Task item:
All records that follow are to be restated exactly.

Given information:
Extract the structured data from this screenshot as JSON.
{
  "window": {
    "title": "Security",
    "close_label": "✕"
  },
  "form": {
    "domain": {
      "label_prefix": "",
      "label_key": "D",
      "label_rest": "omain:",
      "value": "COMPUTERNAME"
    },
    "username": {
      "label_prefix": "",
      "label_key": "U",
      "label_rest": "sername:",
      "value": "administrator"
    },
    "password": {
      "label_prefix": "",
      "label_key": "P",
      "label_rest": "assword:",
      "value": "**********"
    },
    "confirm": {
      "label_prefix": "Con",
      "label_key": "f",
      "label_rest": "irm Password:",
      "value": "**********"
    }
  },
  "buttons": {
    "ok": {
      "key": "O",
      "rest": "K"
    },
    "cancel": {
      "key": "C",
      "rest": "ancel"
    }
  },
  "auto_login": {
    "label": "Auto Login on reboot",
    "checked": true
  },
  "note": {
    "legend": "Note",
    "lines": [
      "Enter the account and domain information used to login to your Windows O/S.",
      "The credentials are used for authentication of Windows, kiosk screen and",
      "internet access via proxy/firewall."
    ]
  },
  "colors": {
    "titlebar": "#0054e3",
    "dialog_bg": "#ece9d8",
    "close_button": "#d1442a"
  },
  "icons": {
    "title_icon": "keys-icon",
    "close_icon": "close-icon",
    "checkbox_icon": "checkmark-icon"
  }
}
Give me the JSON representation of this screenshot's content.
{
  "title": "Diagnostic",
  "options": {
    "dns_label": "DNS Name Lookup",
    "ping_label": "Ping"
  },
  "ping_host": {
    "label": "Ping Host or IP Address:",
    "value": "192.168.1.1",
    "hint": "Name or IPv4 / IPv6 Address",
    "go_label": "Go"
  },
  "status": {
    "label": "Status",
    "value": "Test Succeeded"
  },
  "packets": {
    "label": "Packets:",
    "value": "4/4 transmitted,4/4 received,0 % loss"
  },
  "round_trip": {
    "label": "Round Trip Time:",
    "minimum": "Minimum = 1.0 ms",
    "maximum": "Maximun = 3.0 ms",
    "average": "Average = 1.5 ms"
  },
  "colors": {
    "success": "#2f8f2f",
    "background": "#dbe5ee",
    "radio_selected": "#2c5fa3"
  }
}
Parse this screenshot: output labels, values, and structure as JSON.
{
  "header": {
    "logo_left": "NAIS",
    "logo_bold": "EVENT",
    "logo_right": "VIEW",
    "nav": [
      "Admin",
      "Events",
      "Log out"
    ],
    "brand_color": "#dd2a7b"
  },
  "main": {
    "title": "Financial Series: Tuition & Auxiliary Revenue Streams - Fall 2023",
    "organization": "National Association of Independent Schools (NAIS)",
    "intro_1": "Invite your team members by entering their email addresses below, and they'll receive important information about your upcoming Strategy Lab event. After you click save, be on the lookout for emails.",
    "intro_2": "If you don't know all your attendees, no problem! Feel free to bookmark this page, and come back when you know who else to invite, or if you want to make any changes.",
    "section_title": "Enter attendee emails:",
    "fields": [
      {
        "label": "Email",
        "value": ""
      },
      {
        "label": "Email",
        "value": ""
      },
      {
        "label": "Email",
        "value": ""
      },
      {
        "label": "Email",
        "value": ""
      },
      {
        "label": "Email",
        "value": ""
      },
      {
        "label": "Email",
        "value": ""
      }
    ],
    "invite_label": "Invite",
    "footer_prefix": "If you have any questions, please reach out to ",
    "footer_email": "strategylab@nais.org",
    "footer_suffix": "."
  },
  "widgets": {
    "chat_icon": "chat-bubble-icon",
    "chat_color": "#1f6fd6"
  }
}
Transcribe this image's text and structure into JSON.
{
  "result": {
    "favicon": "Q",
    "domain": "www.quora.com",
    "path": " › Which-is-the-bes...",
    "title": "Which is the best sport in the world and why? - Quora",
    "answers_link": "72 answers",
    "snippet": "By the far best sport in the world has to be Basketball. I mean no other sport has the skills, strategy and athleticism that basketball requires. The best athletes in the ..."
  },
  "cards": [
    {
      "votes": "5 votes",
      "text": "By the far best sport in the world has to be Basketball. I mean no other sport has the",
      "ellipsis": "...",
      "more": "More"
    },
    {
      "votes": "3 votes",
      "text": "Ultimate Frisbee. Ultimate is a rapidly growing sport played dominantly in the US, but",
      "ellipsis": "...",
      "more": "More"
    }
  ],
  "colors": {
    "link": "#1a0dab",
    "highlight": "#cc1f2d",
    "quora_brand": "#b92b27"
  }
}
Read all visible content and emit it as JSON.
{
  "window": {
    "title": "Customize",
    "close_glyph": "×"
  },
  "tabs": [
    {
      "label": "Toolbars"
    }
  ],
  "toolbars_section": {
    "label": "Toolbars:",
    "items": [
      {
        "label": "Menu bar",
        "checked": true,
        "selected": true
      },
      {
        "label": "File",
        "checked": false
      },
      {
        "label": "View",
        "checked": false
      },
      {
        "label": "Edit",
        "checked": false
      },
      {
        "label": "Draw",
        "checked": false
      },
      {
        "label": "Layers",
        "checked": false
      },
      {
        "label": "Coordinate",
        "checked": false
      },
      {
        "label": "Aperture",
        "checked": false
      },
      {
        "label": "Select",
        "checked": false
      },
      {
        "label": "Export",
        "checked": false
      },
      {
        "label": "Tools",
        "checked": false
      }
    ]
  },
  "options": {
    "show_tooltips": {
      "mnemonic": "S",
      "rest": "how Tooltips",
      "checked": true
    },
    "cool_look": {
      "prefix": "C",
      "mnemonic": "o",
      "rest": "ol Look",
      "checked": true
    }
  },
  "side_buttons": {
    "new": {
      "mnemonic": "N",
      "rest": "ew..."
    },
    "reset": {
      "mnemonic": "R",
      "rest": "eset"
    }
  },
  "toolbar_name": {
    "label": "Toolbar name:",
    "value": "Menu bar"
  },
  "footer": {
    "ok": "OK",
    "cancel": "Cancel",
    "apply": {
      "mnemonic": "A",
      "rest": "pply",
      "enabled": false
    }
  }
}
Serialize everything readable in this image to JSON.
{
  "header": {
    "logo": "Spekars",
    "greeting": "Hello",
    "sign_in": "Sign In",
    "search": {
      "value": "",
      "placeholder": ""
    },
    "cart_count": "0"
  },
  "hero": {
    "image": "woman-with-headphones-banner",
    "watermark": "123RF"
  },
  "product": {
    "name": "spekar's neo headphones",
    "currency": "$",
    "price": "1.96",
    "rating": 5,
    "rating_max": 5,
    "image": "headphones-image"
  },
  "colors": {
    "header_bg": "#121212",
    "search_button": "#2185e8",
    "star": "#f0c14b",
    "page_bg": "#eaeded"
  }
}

Task output:
Extract the structured data from this screenshot as JSON.
{
  "window": {
    "title": "Security",
    "close_label": "✕"
  },
  "form": {
    "domain": {
      "label_prefix": "",
      "label_key": "D",
      "label_rest": "omain:",
      "value": "COMPUTERNAME"
    },
    "username": {
      "label_prefix": "",
      "label_key": "U",
      "label_rest": "sername:",
      "value": "administrator"
    },
    "password": {
      "label_prefix": "",
      "label_key": "P",
      "label_rest": "assword:",
      "value": "**********"
    },
    "confirm": {
      "label_prefix": "Con",
      "label_key": "f",
      "label_rest": "irm Password:",
      "value": "**********"
    }
  },
  "buttons": {
    "ok": {
      "key": "O",
      "rest": "K"
    },
    "cancel": {
      "key": "C",
      "rest": "ancel"
    }
  },
  "auto_login": {
    "label": "Auto Login on reboot",
    "checked": true
  },
  "note": {
    "legend": "Note",
    "lines": [
      "Enter the account and domain information used to login to your Windows O/S.",
      "The credentials are used for authentication of Windows, kiosk screen and",
      "internet access via proxy/firewall."
    ]
  },
  "colors": {
    "titlebar": "#0054e3",
    "dialog_bg": "#ece9d8",
    "close_button": "#d1442a"
  },
  "icons": {
    "title_icon": "keys-icon",
    "close_icon": "close-icon",
    "checkbox_icon": "checkmark-icon"
  }
}
Give me the JSON representation of this screenshot's content.
{
  "title": "Diagnostic",
  "options": {
    "dns_label": "DNS Name Lookup",
    "ping_label": "Ping"
  },
  "ping_host": {
    "label": "Ping Host or IP Address:",
    "value": "192.168.1.1",
    "hint": "Name or IPv4 / IPv6 Address",
    "go_label": "Go"
  },
  "status": {
    "label": "Status",
    "value": "Test Succeeded"
  },
  "packets": {
    "label": "Packets:",
    "value": "4/4 transmitted,4/4 received,0 % loss"
  },
  "round_trip": {
    "label": "Round Trip Time:",
    "minimum": "Minimum = 1.0 ms",
    "maximum": "Maximun = 3.0 ms",
    "average": "Average = 1.5 ms"
  },
  "colors": {
    "success": "#2f8f2f",
    "background": "#dbe5ee",
    "radio_selected": "#2c5fa3"
  }
}
Parse this screenshot: output labels, values, and structure as JSON.
{
  "header": {
    "logo_left": "NAIS",
    "logo_bold": "EVENT",
    "logo_right": "VIEW",
    "nav": [
      "Admin",
      "Events",
      "Log out"
    ],
    "brand_color": "#dd2a7b"
  },
  "main": {
    "title": "Financial Series: Tuition & Auxiliary Revenue Streams - Fall 2023",
    "organization": "National Association of Independent Schools (NAIS)",
    "intro_1": "Invite your team members by entering their email addresses below, and they'll receive important information about your upcoming Strategy Lab event. After you click save, be on the lookout for emails.",
    "intro_2": "If you don't know all your attendees, no problem! Feel free to bookmark this page, and come back when you know who else to invite, or if you want to make any changes.",
    "section_title": "Enter attendee emails:",
    "fields": [
      {
        "label": "Email",
        "value": ""
      },
      {
        "label": "Email",
        "value": ""
      },
      {
        "label": "Email",
        "value": ""
      },
      {
        "label": "Email",
        "value": ""
      },
      {
        "label": "Email",
        "value": ""
      },
      {
        "label": "Email",
        "value": ""
      }
    ],
    "invite_label": "Invite",
    "footer_prefix": "If you have any questions, please reach out to ",
    "footer_email": "strategylab@nais.org",
    "footer_suffix": "."
  },
  "widgets": {
    "chat_icon": "chat-bubble-icon",
    "chat_color": "#1f6fd6"
  }
}
Transcribe this image's text and structure into JSON.
{
  "result": {
    "favicon": "Q",
    "domain": "www.quora.com",
    "path": " › Which-is-the-bes...",
    "title": "Which is the best sport in the world and why? - Quora",
    "answers_link": "72 answers",
    "snippet": "By the far best sport in the world has to be Basketball. I mean no other sport has the skills, strategy and athleticism that basketball requires. The best athletes in the ..."
  },
  "cards": [
    {
      "votes": "5 votes",
      "text": "By the far best sport in the world has to be Basketball. I mean no other sport has the",
      "ellipsis": "...",
      "more": "More"
    },
    {
      "votes": "3 votes",
      "text": "Ultimate Frisbee. Ultimate is a rapidly growing sport played dominantly in the US, but",
      "ellipsis": "...",
      "more": "More"
    }
  ],
  "colors": {
    "link": "#1a0dab",
    "highlight": "#cc1f2d",
    "quora_brand": "#b92b27"
  }
}
Read all visible content and emit it as JSON.
{
  "window": {
    "title": "Customize",
    "close_glyph": "×"
  },
  "tabs": [
    {
      "label": "Toolbars"
    }
  ],
  "toolbars_section": {
    "label": "Toolbars:",
    "items": [
      {
        "label": "Menu bar",
        "checked": true,
        "selected": true
      },
      {
        "label": "File",
        "checked": false
      },
      {
        "label": "View",
        "checked": false
      },
      {
        "label": "Edit",
        "checked": false
      },
      {
        "label": "Draw",
        "checked": false
      },
      {
        "label": "Layers",
        "checked": false
      },
      {
        "label": "Coordinate",
        "checked": false
      },
      {
        "label": "Aperture",
        "checked": false
      },
      {
        "label": "Select",
        "checked": false
      },
      {
        "label": "Export",
        "checked": false
      },
      {
        "label": "Tools",
        "checked": false
      }
    ]
  },
  "options": {
    "show_tooltips": {
      "mnemonic": "S",
      "rest": "how Tooltips",
      "checked": true
    },
    "cool_look": {
      "prefix": "C",
      "mnemonic": "o",
      "rest": "ol Look",
      "checked": true
    }
  },
  "side_buttons": {
    "new": {
      "mnemonic": "N",
      "rest": "ew..."
    },
    "reset": {
      "mnemonic": "R",
      "rest": "eset"
    }
  },
  "toolbar_name": {
    "label": "Toolbar name:",
    "value": "Menu bar"
  },
  "footer": {
    "ok": "OK",
    "cancel": "Cancel",
    "apply": {
      "mnemonic": "A",
      "rest": "pply",
      "enabled": false
    }
  }
}
Serialize everything readable in this image to JSON.
{
  "header": {
    "logo": "Spekars",
    "greeting": "Hello",
    "sign_in": "Sign In",
    "search": {
      "value": "",
      "placeholder": ""
    },
    "cart_count": "0"
  },
  "hero": {
    "image": "woman-with-headphones-banner",
    "watermark": "123RF"
  },
  "product": {
    "name": "spekar's neo headphones",
    "currency": "$",
    "price": "1.96",
    "rating": 5,
    "rating_max": 5,
    "image": "headphones-image"
  },
  "colors": {
    "header_bg": "#121212",
    "search_button": "#2185e8",
    "star": "#f0c14b",
    "page_bg": "#eaeded"
  }
}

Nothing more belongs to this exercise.